[TASK REQUIREMENTS]: Within the listing below, count the lines that include "monitor" and give the count alone.

+ + +

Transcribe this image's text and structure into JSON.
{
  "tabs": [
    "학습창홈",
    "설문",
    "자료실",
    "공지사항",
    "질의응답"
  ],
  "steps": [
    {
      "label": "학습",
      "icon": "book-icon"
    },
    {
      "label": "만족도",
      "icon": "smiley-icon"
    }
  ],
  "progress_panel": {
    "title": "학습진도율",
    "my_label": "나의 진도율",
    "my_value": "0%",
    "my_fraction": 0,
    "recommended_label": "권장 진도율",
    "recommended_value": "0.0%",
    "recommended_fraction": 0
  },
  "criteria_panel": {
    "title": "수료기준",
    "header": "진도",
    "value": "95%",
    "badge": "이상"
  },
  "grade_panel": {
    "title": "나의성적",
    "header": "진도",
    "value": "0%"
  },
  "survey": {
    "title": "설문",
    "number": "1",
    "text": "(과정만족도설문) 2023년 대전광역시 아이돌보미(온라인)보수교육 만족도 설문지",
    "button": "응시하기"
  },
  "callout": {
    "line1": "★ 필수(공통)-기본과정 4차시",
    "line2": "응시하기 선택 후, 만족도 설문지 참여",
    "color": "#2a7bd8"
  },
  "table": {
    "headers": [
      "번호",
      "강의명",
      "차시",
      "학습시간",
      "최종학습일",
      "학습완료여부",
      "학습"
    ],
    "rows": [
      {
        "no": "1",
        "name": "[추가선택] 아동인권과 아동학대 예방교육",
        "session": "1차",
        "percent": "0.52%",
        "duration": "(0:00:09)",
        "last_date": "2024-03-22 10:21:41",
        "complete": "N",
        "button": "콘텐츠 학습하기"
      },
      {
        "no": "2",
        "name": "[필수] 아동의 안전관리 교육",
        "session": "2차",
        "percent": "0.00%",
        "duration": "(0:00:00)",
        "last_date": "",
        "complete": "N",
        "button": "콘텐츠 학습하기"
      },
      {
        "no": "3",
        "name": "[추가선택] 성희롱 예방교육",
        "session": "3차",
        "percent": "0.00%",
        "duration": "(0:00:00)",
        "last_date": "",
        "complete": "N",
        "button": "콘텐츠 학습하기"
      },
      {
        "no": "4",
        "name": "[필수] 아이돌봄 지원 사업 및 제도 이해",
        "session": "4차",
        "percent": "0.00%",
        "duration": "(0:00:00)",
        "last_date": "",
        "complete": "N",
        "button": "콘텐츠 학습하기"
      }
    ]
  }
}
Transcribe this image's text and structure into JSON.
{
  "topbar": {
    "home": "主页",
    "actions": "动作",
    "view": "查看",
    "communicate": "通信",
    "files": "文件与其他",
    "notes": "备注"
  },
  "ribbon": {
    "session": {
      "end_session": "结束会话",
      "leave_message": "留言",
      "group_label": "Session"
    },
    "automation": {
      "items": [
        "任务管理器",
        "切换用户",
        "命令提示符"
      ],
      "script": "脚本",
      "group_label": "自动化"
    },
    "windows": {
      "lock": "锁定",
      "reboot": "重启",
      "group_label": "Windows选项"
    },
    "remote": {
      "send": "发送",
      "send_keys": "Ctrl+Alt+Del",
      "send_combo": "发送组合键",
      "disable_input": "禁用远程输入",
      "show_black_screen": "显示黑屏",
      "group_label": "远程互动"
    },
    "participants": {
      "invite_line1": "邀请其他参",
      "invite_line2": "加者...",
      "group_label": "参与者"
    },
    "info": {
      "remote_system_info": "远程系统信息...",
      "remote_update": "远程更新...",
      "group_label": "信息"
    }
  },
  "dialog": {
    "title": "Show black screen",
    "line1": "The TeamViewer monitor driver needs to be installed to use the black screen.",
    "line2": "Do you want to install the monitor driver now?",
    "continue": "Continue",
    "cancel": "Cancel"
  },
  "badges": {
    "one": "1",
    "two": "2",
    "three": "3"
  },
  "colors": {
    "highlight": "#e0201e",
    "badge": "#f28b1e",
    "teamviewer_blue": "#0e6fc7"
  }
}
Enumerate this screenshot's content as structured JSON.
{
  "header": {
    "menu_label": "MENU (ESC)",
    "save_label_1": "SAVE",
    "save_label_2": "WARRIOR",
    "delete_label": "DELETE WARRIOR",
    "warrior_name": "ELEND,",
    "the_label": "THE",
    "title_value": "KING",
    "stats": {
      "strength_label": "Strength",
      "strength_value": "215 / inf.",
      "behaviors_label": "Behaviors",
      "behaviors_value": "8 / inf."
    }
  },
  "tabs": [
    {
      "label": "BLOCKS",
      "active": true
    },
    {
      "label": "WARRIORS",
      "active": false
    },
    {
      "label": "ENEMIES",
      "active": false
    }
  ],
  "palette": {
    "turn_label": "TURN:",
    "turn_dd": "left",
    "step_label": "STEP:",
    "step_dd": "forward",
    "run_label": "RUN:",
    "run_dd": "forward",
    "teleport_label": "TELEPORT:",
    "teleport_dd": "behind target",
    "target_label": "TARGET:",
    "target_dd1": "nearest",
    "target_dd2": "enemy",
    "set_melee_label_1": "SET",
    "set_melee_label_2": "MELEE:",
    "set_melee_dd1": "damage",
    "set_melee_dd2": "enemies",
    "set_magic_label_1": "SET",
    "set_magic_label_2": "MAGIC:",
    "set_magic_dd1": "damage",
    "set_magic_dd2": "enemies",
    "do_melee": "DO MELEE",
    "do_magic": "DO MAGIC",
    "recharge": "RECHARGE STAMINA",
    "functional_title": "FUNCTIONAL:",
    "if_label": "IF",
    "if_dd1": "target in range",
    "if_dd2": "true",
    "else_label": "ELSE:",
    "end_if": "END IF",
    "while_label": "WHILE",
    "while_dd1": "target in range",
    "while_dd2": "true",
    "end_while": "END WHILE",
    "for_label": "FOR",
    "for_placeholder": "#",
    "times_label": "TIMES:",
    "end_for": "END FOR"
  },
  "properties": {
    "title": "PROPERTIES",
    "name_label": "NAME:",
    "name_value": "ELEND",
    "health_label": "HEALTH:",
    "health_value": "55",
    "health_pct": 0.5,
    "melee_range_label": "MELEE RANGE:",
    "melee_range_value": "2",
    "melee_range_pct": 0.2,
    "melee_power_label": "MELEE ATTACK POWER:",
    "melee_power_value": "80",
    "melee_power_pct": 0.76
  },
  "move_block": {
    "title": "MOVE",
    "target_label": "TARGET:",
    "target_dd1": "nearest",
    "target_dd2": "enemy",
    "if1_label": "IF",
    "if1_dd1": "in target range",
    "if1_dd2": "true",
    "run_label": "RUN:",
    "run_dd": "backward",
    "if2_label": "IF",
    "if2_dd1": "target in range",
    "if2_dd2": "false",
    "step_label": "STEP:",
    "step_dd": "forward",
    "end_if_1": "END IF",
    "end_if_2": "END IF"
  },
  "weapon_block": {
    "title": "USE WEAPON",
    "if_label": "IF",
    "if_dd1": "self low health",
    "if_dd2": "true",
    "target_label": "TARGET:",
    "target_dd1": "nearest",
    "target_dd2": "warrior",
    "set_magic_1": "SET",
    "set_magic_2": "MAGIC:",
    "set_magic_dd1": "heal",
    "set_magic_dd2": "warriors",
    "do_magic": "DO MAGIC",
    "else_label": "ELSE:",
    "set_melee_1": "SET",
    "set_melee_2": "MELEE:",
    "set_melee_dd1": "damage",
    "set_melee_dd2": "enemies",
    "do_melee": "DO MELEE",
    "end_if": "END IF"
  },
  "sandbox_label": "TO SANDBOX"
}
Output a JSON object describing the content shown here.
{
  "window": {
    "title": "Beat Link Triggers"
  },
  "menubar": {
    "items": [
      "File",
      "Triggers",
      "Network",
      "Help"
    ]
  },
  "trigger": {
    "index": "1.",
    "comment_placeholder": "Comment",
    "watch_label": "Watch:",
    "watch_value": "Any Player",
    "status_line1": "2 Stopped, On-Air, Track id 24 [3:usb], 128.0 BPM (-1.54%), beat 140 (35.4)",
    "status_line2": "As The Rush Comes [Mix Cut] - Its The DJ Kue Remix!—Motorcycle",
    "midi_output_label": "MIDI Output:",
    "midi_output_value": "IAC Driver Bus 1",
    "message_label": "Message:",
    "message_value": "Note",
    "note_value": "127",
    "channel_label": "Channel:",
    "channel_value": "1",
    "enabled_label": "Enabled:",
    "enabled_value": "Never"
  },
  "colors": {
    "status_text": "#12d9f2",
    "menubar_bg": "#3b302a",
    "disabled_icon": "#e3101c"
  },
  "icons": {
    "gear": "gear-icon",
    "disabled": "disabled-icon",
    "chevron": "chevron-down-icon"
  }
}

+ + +

[RESPONSE AREA]: 2